EXERCISE DIRECTIONS
Without the pictures, set down every record below exactly as it reads.

--- START ---

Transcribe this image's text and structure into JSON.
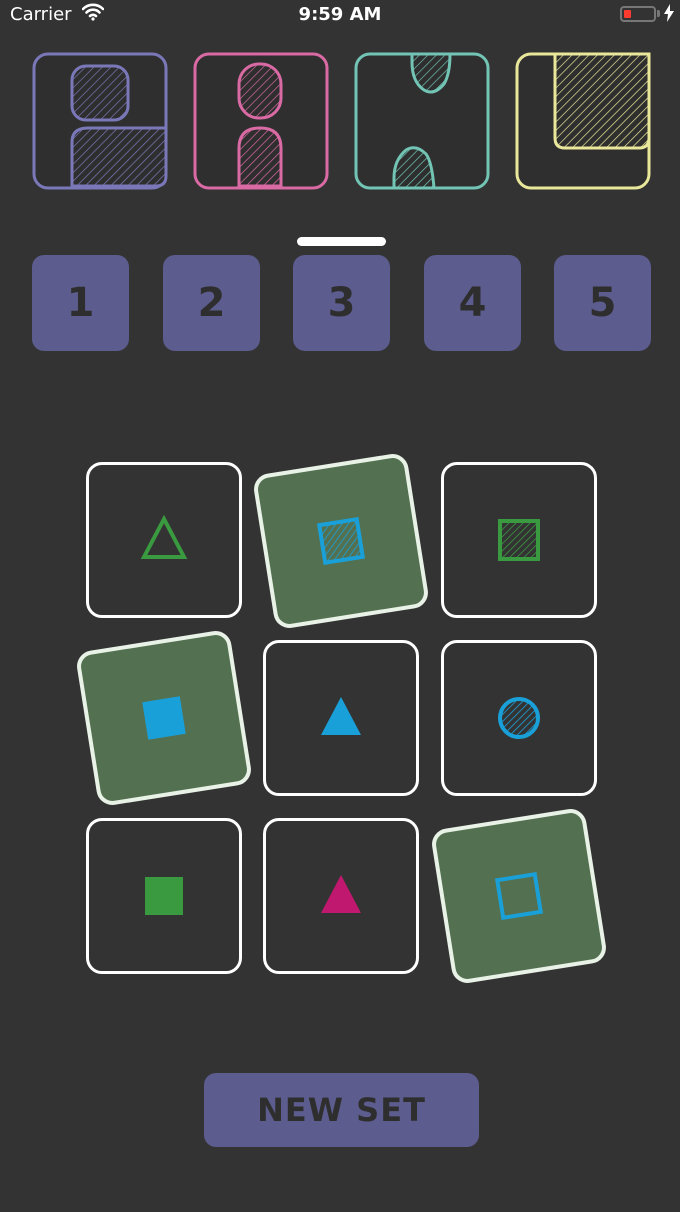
{
  "status_bar": {
    "carrier": "Carrier",
    "time": "9:59 AM",
    "battery_level": 0.1
  },
  "logo": {
    "letters": [
      "P",
      "A",
      "N",
      "L"
    ],
    "colors": [
      "#7a78b8",
      "#d96aa4",
      "#72c4b4",
      "#e9e79a"
    ]
  },
  "levels": {
    "items": [
      "1",
      "2",
      "3",
      "4",
      "5"
    ],
    "selected": "3"
  },
  "colors": {
    "background": "#333333",
    "accent": "#5c5c8e",
    "selected_card": "#537050",
    "green": "#3a9a3f",
    "blue": "#1aa0d8",
    "magenta": "#c0186e"
  },
  "grid": {
    "cards": [
      {
        "shape": "triangle",
        "fill": "outline",
        "color": "green",
        "selected": false
      },
      {
        "shape": "square",
        "fill": "striped",
        "color": "blue",
        "selected": true
      },
      {
        "shape": "square",
        "fill": "striped",
        "color": "green",
        "selected": false
      },
      {
        "shape": "square",
        "fill": "solid",
        "color": "blue",
        "selected": true
      },
      {
        "shape": "triangle",
        "fill": "solid",
        "color": "blue",
        "selected": false
      },
      {
        "shape": "circle",
        "fill": "striped",
        "color": "blue",
        "selected": false
      },
      {
        "shape": "square",
        "fill": "solid",
        "color": "green",
        "selected": false
      },
      {
        "shape": "triangle",
        "fill": "solid",
        "color": "magenta",
        "selected": false
      },
      {
        "shape": "square",
        "fill": "outline",
        "color": "blue",
        "selected": true
      }
    ]
  },
  "new_set_label": "NEW SET"
}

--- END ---

ANSWER SECTION
Transcribe this image's text and structure into JSON.
{
  "status_bar": {
    "carrier": "Carrier",
    "time": "9:59 AM",
    "battery_level": 0.1
  },
  "logo": {
    "letters": [
      "P",
      "A",
      "N",
      "L"
    ],
    "colors": [
      "#7a78b8",
      "#d96aa4",
      "#72c4b4",
      "#e9e79a"
    ]
  },
  "levels": {
    "items": [
      "1",
      "2",
      "3",
      "4",
      "5"
    ],
    "selected": "3"
  },
  "colors": {
    "background": "#333333",
    "accent": "#5c5c8e",
    "selected_card": "#537050",
    "green": "#3a9a3f",
    "blue": "#1aa0d8",
    "magenta": "#c0186e"
  },
  "grid": {
    "cards": [
      {
        "shape": "triangle",
        "fill": "outline",
        "color": "green",
        "selected": false
      },
      {
        "shape": "square",
        "fill": "striped",
        "color": "blue",
        "selected": true
      },
      {
        "shape": "square",
        "fill": "striped",
        "color": "green",
        "selected": false
      },
      {
        "shape": "square",
        "fill": "solid",
        "color": "blue",
        "selected": true
      },
      {
        "shape": "triangle",
        "fill": "solid",
        "color": "blue",
        "selected": false
      },
      {
        "shape": "circle",
        "fill": "striped",
        "color": "blue",
        "selected": false
      },
      {
        "shape": "square",
        "fill": "solid",
        "color": "green",
        "selected": false
      },
      {
        "shape": "triangle",
        "fill": "solid",
        "color": "magenta",
        "selected": false
      },
      {
        "shape": "square",
        "fill": "outline",
        "color": "blue",
        "selected": true
      }
    ]
  },
  "new_set_label": "NEW SET"
}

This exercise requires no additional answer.